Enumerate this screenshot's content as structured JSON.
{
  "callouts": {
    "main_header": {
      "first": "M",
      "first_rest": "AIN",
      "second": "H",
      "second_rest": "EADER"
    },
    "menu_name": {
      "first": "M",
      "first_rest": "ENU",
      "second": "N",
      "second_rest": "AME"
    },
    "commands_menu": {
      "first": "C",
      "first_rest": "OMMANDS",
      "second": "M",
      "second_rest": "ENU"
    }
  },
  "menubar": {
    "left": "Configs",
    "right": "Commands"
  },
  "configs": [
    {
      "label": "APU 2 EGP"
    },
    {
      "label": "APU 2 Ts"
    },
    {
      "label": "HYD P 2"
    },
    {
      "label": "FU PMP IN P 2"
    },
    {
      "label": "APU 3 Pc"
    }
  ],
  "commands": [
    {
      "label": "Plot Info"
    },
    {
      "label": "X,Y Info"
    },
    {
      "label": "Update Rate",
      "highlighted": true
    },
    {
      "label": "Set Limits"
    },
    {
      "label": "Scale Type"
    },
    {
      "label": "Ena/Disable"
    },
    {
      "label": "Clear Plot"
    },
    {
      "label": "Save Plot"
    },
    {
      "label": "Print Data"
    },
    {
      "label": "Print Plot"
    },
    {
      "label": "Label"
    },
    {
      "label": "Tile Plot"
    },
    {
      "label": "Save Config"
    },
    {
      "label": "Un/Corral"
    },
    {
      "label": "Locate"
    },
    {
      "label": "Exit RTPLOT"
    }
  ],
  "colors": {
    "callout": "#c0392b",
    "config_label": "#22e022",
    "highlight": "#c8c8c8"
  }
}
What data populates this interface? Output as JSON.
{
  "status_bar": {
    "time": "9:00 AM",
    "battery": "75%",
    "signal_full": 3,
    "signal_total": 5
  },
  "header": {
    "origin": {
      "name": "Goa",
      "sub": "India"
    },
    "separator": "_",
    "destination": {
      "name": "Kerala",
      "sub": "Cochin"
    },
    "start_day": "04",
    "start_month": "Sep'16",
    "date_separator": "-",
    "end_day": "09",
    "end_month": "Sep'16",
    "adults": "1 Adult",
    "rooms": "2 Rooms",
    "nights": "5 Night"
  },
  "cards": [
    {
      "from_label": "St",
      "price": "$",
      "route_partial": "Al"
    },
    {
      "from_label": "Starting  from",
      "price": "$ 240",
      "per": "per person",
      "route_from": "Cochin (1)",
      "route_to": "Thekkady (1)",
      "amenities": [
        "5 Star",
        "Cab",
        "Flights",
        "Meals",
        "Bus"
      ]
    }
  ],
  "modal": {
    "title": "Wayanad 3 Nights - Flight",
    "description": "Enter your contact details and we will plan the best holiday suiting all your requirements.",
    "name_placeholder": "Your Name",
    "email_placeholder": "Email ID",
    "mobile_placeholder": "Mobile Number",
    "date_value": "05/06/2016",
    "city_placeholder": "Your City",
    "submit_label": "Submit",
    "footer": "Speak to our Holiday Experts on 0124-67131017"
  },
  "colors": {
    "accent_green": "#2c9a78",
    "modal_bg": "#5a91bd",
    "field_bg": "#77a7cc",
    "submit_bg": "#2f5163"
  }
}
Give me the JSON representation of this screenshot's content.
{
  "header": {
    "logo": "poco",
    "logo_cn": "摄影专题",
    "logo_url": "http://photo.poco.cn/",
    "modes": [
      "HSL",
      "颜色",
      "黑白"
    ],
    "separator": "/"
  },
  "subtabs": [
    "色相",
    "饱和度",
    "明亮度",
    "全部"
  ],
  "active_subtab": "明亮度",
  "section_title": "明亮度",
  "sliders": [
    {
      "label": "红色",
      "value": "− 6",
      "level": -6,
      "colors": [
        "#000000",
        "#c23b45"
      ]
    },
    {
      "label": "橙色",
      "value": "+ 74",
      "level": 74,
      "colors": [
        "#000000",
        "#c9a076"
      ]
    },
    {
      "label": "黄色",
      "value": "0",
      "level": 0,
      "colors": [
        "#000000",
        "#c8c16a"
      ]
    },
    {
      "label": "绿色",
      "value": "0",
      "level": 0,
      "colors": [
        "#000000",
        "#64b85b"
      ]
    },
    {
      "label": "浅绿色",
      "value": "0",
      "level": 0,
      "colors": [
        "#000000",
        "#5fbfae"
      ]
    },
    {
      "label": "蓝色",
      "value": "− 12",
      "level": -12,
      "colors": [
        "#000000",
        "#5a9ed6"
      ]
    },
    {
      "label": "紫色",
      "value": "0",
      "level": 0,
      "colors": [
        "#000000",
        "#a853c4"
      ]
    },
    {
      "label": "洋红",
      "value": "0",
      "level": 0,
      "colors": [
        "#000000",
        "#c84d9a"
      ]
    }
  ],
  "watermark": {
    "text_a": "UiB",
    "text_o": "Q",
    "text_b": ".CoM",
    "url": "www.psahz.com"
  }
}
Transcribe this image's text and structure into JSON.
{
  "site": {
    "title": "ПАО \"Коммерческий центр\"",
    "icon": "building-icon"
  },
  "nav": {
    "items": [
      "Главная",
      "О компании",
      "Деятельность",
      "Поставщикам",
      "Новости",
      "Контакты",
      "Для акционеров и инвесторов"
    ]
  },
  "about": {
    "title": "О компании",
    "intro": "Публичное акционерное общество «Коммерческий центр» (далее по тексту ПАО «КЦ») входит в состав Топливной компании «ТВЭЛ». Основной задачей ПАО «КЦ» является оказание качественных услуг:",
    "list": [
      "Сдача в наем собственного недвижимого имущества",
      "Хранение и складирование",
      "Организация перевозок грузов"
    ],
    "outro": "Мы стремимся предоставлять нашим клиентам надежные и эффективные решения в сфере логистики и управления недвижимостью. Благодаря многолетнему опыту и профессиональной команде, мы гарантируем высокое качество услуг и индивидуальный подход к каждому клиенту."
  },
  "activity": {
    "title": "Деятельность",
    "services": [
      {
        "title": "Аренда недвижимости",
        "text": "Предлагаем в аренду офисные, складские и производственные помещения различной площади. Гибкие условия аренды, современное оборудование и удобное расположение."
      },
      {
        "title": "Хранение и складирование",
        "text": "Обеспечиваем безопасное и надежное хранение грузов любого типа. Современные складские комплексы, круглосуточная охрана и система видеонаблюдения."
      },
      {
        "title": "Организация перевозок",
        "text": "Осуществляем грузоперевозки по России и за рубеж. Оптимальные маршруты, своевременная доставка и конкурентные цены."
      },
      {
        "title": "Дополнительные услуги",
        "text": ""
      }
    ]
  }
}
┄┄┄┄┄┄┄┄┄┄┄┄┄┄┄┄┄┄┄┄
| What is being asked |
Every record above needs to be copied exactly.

| Task output |
Enumerate this screenshot's content as structured JSON.
{
  "callouts": {
    "main_header": {
      "first": "M",
      "first_rest": "AIN",
      "second": "H",
      "second_rest": "EADER"
    },
    "menu_name": {
      "first": "M",
      "first_rest": "ENU",
      "second": "N",
      "second_rest": "AME"
    },
    "commands_menu": {
      "first": "C",
      "first_rest": "OMMANDS",
      "second": "M",
      "second_rest": "ENU"
    }
  },
  "menubar": {
    "left": "Configs",
    "right": "Commands"
  },
  "configs": [
    {
      "label": "APU 2 EGP"
    },
    {
      "label": "APU 2 Ts"
    },
    {
      "label": "HYD P 2"
    },
    {
      "label": "FU PMP IN P 2"
    },
    {
      "label": "APU 3 Pc"
    }
  ],
  "commands": [
    {
      "label": "Plot Info"
    },
    {
      "label": "X,Y Info"
    },
    {
      "label": "Update Rate",
      "highlighted": true
    },
    {
      "label": "Set Limits"
    },
    {
      "label": "Scale Type"
    },
    {
      "label": "Ena/Disable"
    },
    {
      "label": "Clear Plot"
    },
    {
      "label": "Save Plot"
    },
    {
      "label": "Print Data"
    },
    {
      "label": "Print Plot"
    },
    {
      "label": "Label"
    },
    {
      "label": "Tile Plot"
    },
    {
      "label": "Save Config"
    },
    {
      "label": "Un/Corral"
    },
    {
      "label": "Locate"
    },
    {
      "label": "Exit RTPLOT"
    }
  ],
  "colors": {
    "callout": "#c0392b",
    "config_label": "#22e022",
    "highlight": "#c8c8c8"
  }
}
What data populates this interface? Output as JSON.
{
  "status_bar": {
    "time": "9:00 AM",
    "battery": "75%",
    "signal_full": 3,
    "signal_total": 5
  },
  "header": {
    "origin": {
      "name": "Goa",
      "sub": "India"
    },
    "separator": "_",
    "destination": {
      "name": "Kerala",
      "sub": "Cochin"
    },
    "start_day": "04",
    "start_month": "Sep'16",
    "date_separator": "-",
    "end_day": "09",
    "end_month": "Sep'16",
    "adults": "1 Adult",
    "rooms": "2 Rooms",
    "nights": "5 Night"
  },
  "cards": [
    {
      "from_label": "St",
      "price": "$",
      "route_partial": "Al"
    },
    {
      "from_label": "Starting  from",
      "price": "$ 240",
      "per": "per person",
      "route_from": "Cochin (1)",
      "route_to": "Thekkady (1)",
      "amenities": [
        "5 Star",
        "Cab",
        "Flights",
        "Meals",
        "Bus"
      ]
    }
  ],
  "modal": {
    "title": "Wayanad 3 Nights - Flight",
    "description": "Enter your contact details and we will plan the best holiday suiting all your requirements.",
    "name_placeholder": "Your Name",
    "email_placeholder": "Email ID",
    "mobile_placeholder": "Mobile Number",
    "date_value": "05/06/2016",
    "city_placeholder": "Your City",
    "submit_label": "Submit",
    "footer": "Speak to our Holiday Experts on 0124-67131017"
  },
  "colors": {
    "accent_green": "#2c9a78",
    "modal_bg": "#5a91bd",
    "field_bg": "#77a7cc",
    "submit_bg": "#2f5163"
  }
}
Give me the JSON representation of this screenshot's content.
{
  "header": {
    "logo": "poco",
    "logo_cn": "摄影专题",
    "logo_url": "http://photo.poco.cn/",
    "modes": [
      "HSL",
      "颜色",
      "黑白"
    ],
    "separator": "/"
  },
  "subtabs": [
    "色相",
    "饱和度",
    "明亮度",
    "全部"
  ],
  "active_subtab": "明亮度",
  "section_title": "明亮度",
  "sliders": [
    {
      "label": "红色",
      "value": "− 6",
      "level": -6,
      "colors": [
        "#000000",
        "#c23b45"
      ]
    },
    {
      "label": "橙色",
      "value": "+ 74",
      "level": 74,
      "colors": [
        "#000000",
        "#c9a076"
      ]
    },
    {
      "label": "黄色",
      "value": "0",
      "level": 0,
      "colors": [
        "#000000",
        "#c8c16a"
      ]
    },
    {
      "label": "绿色",
      "value": "0",
      "level": 0,
      "colors": [
        "#000000",
        "#64b85b"
      ]
    },
    {
      "label": "浅绿色",
      "value": "0",
      "level": 0,
      "colors": [
        "#000000",
        "#5fbfae"
      ]
    },
    {
      "label": "蓝色",
      "value": "− 12",
      "level": -12,
      "colors": [
        "#000000",
        "#5a9ed6"
      ]
    },
    {
      "label": "紫色",
      "value": "0",
      "level": 0,
      "colors": [
        "#000000",
        "#a853c4"
      ]
    },
    {
      "label": "洋红",
      "value": "0",
      "level": 0,
      "colors": [
        "#000000",
        "#c84d9a"
      ]
    }
  ],
  "watermark": {
    "text_a": "UiB",
    "text_o": "Q",
    "text_b": ".CoM",
    "url": "www.psahz.com"
  }
}
Transcribe this image's text and structure into JSON.
{
  "site": {
    "title": "ПАО \"Коммерческий центр\"",
    "icon": "building-icon"
  },
  "nav": {
    "items": [
      "Главная",
      "О компании",
      "Деятельность",
      "Поставщикам",
      "Новости",
      "Контакты",
      "Для акционеров и инвесторов"
    ]
  },
  "about": {
    "title": "О компании",
    "intro": "Публичное акционерное общество «Коммерческий центр» (далее по тексту ПАО «КЦ») входит в состав Топливной компании «ТВЭЛ». Основной задачей ПАО «КЦ» является оказание качественных услуг:",
    "list": [
      "Сдача в наем собственного недвижимого имущества",
      "Хранение и складирование",
      "Организация перевозок грузов"
    ],
    "outro": "Мы стремимся предоставлять нашим клиентам надежные и эффективные решения в сфере логистики и управления недвижимостью. Благодаря многолетнему опыту и профессиональной команде, мы гарантируем высокое качество услуг и индивидуальный подход к каждому клиенту."
  },
  "activity": {
    "title": "Деятельность",
    "services": [
      {
        "title": "Аренда недвижимости",
        "text": "Предлагаем в аренду офисные, складские и производственные помещения различной площади. Гибкие условия аренды, современное оборудование и удобное расположение."
      },
      {
        "title": "Хранение и складирование",
        "text": "Обеспечиваем безопасное и надежное хранение грузов любого типа. Современные складские комплексы, круглосуточная охрана и система видеонаблюдения."
      },
      {
        "title": "Организация перевозок",
        "text": "Осуществляем грузоперевозки по России и за рубеж. Оптимальные маршруты, своевременная доставка и конкурентные цены."
      },
      {
        "title": "Дополнительные услуги",
        "text": ""
      }
    ]
  }
}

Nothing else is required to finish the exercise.